Suggestions to help Elive


#1

Hey fine folks and fellow Elive users,

@Thanatermesis I love the work and all the passion and effort that you have put in to make Elive a fantastic distribution. It is a great project that I totally believe in, and that is why I support it, and you on Patreon.

I know there are a lot of questions about the viability and future of Elive, and I would hate to see such a fantastic project end. So these are just some suggestions, and ideas that I am throwing at the wall to see what @Thanatermesis take on them are.

I think one of the biggest criticisms that Elive faces currently is the complaints about things being out-of-date, the kernel, the drivers, etc. I think it is a valid criticism, regardless of the reasons, it does not make the critique, or concern any less valid. So I think to help with that and keep Elive more up to date and to make your life easier @Thanatermesis so you dont have so much to maintain would be to take a look at some of the existing tools available out in the wider Linux community, and perhaps maybe rebase onto an active base. Be it the next version of Debian or perhaps an LTS of Ubuntu which has a 5 year life as opposed to Debian stables 3 years.

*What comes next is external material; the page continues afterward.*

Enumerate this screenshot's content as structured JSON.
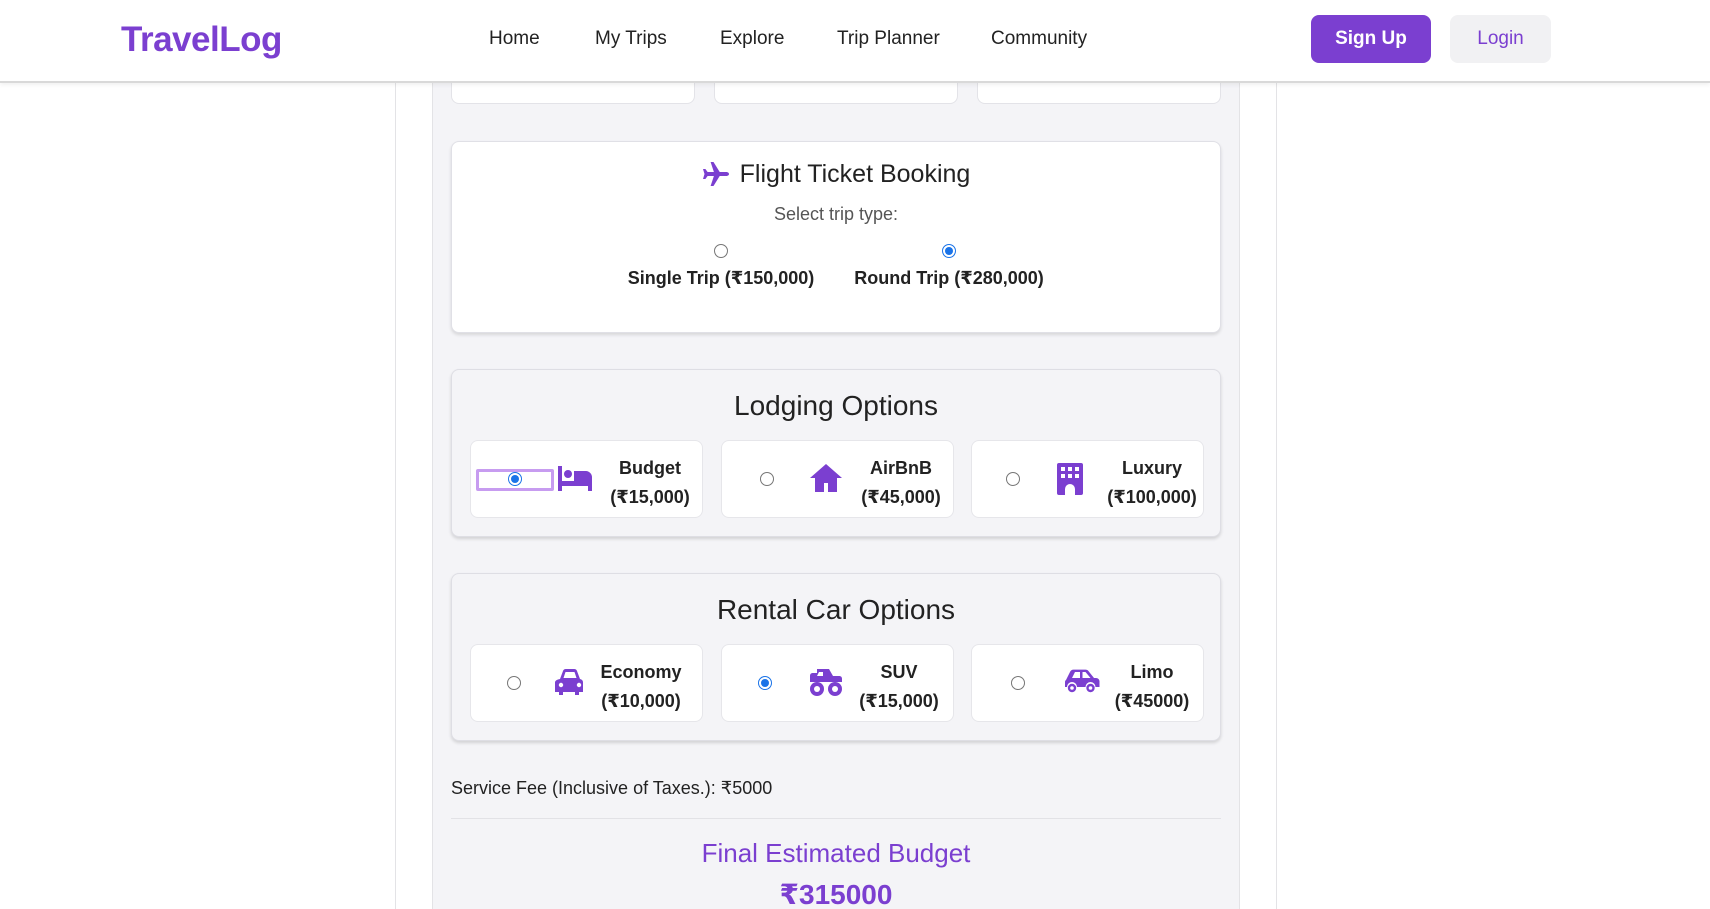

I think if we can weed out what you don’t have to maintain we can streamline Elive to make it easier on you @Thanatermesis and help keep it more up to date. I would really suggest that perhaps we reach out to the folks over at Bodhi as they are one of the very few distros running on a e17/moksha desktop I definitely think there is a lot of good potential there to help one another. Another recommendation would be perhaps to different installers so that is one less tool that has to be maintained. Anaconda/ Calamares, or the Ubuquity installer or even the Debian installer perhaps?

Again these are just some suggestion and overall ideas for the project to start a discussion. I love the work and the project and want to see it flourish well into the future, and I totally believe in the work @Thanatermesis has done and continues to do.


#2

On the Upside, try Elive Linux vs. any other recent Linux on a ‘Samsung NC10 Netbook’ (32bit only).
Spoiler: Debian 8 and above, Ubuntu since 14.04 and Backtrack since it is Kali are no fun.

There are a lot of systems out there, using for example legacy Graphic-Cards. It is no fun to use a old Nvidia Card, not supported by newer proprietary Nvidia-driver or free nouveau. Same with fglrx/radeon.
The benefit of ‘using old hardware fast with eyecandy’ should be not forgotten. For this reason it would be great to combine Elive and Skolelinux! Even in ‘first world schools’ the Classroom for IT is not bleeding edge. And coming to BYOD, we only need to provide reliable protocols and interfaces.

The only improvement I recommend to use Elive on a legacy system is: replace the old HDD with a SSD (240 GB costs below 50e in Germany, today).

Let us think how we can change the mindest from ‘outdated’ to ‘stable and reliable’.


#3

While I agree with what you are saying we also have to realize that given the timeframe for future planning that if 15 year old hardware to now is the age range for machines elive is meant for so not to long from now that will rule out 32bit machines, as we are going on 13 plus years now that 64 bit machines and processors have become the norm. Not just in the “first world schools”, by the time any revamp or rebase or new release would potentially be done we would be looking at 15 plus years of 64 bit machines being out in the wild. While 32 bit has it’s place. I think that we need to be looking ahead of the curve a bit and not just the here and now.